LINCOLN PARK — Lincoln Park Zoo plans to reconfigure its East Gate with a $9 million new visitor center.

The zoo unveiled plans for the visitor center at an open house Thursday in its offices at 2001 N. Clark St.

According to Steven Thompson, the zoo's senior vice president of capital and programmatic planning, it will replace the Gateway Pavilion, the building with the circular entryway that has greeted zoo visitors at the East Gate since 1994.

"At the time, it was a huge improvement," Thompson said, but it proved to be dark and congested inside and ill-suited to the multiple tasks of housing the information desk, member services, stroller, wagon and wheelchair rental, lost-and-found and first-aid stand.

The new visitor center is designed to be open and welcoming, with large glass windows. Two buildings will span the East Gate with an overhead canopy offering shade. The smaller building to the south will have restrooms visitors can use when they arrive or when they leave for the parking lot between the zoo and the Lincoln Park lagoon, as Thompson said the majority of visitors use the East Gate.

A larger, U-shaped building on the other side of the gate will be laid out so that the main information desk with rentals will be the first thing visitors see. Inside, there will be security offices, first aid, member services and other offices. The recessed area in the center will also have a canopy to offer shade as a place for people to meet and rest.

Thompson called the new visitor center "a place to go for help," but it's also designed to be more welcoming and efficient than the Gateway Pavilion.

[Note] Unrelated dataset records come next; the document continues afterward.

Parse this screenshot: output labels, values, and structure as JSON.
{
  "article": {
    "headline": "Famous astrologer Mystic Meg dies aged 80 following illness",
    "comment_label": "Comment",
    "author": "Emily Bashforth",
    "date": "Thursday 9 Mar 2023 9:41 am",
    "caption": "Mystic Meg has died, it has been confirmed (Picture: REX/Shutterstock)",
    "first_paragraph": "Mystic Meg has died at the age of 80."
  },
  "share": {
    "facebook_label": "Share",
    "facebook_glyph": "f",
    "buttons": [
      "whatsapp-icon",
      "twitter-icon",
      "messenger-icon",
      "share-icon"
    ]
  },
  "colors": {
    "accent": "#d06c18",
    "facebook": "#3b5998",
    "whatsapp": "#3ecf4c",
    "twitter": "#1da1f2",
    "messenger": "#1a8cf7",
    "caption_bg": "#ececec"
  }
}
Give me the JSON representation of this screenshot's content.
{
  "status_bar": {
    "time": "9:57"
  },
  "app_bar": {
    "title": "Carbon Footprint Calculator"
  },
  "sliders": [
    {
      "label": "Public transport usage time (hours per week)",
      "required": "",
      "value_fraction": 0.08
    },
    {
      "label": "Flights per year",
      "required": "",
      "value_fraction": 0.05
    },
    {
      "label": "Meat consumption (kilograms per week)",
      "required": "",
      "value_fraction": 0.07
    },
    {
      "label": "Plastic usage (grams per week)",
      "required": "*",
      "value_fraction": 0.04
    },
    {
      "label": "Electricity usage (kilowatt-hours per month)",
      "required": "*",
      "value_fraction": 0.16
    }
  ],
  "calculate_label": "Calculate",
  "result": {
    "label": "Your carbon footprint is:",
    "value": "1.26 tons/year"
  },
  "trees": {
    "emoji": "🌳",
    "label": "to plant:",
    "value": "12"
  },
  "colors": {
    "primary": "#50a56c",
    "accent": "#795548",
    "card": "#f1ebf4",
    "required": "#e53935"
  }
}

The designs have to be approved by the city's Plan Commission, but Thompson said the project is expected to take around 10 months from when permits are granted, with groundbreaking expected to take place by the end of the year, putting completion on track for next year.

According to Thompson, the free-admission zoo welcomes 3.5 million-4 million visitors a year, with as many as 35,000 in a day.